Problem to work on: Scan the lines below and report each one containing "created" by copying it.

── Data under study

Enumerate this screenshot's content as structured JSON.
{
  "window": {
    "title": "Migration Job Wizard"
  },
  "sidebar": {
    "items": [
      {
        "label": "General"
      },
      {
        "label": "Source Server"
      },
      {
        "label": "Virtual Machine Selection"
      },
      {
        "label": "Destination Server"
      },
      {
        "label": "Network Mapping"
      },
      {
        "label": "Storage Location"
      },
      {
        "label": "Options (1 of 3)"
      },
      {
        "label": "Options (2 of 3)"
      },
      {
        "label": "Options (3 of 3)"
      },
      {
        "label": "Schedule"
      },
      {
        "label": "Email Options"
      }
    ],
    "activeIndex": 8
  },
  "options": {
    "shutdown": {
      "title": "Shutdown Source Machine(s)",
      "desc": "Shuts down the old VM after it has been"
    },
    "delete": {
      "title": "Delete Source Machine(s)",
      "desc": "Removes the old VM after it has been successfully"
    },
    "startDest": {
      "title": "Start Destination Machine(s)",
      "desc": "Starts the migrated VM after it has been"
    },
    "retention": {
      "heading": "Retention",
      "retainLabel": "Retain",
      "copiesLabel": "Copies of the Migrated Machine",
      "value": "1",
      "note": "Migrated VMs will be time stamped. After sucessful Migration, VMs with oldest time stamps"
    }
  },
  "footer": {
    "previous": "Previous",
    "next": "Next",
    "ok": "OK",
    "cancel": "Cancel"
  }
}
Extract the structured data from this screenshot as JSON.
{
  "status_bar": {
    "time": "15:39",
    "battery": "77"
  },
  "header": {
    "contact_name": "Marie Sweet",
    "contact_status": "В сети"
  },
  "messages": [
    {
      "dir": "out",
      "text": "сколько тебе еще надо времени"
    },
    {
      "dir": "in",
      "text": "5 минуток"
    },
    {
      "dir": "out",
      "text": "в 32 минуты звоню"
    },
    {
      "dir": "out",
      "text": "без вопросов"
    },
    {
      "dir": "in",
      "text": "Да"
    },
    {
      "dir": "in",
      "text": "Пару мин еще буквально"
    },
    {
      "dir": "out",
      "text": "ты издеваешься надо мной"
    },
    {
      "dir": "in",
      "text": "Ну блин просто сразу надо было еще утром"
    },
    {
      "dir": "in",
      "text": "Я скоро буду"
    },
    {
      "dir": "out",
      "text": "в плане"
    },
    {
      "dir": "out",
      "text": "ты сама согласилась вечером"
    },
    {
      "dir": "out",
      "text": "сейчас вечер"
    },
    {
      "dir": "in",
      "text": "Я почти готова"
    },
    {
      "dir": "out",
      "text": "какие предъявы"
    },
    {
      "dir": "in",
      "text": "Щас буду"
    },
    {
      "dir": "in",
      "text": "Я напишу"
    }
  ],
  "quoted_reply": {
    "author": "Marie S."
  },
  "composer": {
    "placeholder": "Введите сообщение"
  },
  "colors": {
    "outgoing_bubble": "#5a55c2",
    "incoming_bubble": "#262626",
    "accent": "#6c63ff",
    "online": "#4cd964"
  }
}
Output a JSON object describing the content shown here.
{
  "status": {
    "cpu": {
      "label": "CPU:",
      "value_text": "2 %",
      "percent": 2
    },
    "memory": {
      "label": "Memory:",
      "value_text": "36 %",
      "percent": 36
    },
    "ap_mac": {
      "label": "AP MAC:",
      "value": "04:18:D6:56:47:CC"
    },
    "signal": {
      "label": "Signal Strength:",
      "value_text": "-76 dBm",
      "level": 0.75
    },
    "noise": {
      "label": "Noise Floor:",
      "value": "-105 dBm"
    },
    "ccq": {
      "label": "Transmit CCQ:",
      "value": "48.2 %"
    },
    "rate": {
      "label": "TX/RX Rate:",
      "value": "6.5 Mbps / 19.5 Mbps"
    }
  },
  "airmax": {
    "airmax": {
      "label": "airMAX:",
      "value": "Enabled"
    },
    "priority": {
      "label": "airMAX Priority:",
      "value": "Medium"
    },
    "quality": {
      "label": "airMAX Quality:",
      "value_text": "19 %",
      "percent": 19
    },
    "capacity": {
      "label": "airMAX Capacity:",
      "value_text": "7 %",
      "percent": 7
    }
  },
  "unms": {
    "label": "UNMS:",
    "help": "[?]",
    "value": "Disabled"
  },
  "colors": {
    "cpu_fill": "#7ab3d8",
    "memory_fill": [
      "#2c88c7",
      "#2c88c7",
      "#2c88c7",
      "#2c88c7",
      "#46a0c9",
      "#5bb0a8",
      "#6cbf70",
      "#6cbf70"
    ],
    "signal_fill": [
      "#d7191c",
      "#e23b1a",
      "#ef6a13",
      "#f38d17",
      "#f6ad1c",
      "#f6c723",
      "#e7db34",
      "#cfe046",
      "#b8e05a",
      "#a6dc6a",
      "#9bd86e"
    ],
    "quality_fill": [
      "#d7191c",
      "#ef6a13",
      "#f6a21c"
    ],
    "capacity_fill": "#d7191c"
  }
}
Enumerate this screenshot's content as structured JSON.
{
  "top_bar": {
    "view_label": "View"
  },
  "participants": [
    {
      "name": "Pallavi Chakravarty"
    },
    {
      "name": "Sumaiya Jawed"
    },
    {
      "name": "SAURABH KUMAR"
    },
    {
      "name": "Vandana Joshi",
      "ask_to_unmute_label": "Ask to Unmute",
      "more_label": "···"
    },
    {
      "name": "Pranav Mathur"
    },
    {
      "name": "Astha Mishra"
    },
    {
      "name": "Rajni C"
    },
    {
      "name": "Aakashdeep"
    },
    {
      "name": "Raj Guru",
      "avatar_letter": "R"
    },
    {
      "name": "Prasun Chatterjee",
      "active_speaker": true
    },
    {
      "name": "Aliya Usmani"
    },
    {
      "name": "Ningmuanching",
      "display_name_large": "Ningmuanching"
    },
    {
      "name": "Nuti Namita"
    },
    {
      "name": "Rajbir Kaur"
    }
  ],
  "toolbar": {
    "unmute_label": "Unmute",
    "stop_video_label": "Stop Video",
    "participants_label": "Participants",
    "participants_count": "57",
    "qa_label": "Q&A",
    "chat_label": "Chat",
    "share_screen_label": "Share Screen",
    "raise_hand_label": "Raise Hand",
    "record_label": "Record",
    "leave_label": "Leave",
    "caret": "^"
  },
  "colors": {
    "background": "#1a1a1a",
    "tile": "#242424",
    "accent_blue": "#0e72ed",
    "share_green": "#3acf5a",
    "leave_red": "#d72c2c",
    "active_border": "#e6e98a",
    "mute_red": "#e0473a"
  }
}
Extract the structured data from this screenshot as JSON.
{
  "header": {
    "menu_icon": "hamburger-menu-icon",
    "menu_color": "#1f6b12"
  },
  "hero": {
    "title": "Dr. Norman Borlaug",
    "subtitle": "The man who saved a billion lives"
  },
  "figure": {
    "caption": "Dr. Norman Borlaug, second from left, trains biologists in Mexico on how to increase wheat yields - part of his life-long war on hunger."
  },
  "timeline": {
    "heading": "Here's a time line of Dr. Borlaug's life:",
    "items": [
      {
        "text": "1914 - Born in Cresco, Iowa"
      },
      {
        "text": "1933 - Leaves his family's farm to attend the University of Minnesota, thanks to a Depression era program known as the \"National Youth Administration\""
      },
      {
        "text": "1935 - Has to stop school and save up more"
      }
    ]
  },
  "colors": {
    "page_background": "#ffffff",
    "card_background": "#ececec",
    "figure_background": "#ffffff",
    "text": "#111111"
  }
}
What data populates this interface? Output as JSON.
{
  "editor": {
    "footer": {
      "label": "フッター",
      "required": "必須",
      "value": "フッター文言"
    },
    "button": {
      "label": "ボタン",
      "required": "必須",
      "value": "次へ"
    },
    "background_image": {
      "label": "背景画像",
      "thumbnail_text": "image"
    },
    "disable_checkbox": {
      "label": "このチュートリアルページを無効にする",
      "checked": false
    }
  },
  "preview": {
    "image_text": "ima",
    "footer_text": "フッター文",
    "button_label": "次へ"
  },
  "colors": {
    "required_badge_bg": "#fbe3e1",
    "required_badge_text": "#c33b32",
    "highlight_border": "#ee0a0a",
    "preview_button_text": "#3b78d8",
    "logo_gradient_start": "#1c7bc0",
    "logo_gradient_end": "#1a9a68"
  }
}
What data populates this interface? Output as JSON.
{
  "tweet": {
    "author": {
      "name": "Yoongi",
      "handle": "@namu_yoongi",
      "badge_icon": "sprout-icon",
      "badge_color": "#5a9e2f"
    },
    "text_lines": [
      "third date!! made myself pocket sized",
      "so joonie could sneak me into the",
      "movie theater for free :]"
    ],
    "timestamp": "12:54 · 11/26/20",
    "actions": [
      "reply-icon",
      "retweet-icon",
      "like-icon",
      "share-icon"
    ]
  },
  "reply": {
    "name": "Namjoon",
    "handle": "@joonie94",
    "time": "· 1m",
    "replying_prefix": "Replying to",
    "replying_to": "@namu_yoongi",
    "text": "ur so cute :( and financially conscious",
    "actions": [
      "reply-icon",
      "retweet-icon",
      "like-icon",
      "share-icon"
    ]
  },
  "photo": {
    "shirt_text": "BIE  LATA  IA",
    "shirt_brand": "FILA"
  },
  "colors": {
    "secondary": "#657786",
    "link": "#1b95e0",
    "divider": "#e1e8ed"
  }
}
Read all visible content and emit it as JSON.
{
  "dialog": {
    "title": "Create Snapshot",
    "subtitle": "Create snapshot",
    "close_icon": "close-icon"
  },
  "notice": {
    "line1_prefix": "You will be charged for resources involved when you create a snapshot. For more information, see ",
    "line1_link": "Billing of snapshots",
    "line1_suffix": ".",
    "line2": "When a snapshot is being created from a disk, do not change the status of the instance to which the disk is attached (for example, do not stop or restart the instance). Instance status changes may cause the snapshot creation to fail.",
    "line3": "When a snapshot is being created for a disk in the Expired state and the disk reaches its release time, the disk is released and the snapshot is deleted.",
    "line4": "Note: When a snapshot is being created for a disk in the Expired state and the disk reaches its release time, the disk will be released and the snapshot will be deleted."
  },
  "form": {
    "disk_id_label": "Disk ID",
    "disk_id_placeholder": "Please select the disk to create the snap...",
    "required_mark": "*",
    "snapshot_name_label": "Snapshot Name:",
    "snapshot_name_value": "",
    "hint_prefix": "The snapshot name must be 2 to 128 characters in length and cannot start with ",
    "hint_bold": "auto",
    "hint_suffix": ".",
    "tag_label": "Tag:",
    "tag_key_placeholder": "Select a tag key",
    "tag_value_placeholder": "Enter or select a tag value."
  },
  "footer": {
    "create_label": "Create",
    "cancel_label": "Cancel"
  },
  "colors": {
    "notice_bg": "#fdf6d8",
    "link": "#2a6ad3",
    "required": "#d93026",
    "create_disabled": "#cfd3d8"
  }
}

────

Written answer:
    "line2": "When a snapshot is being created from a disk, do not change the status of the instance to which the disk is attached (for example, do not stop or restart the instance). Instance status changes may cause the snapshot creation to fail.",
    "line3": "When a snapshot is being created for a disk in the Expired state and the disk reaches its release time, the disk is released and the snapshot is deleted.",
    "line4": "Note: When a snapshot is being created for a disk in the Expired state and the disk reaches its release time, the disk will be released and the snapshot will be deleted."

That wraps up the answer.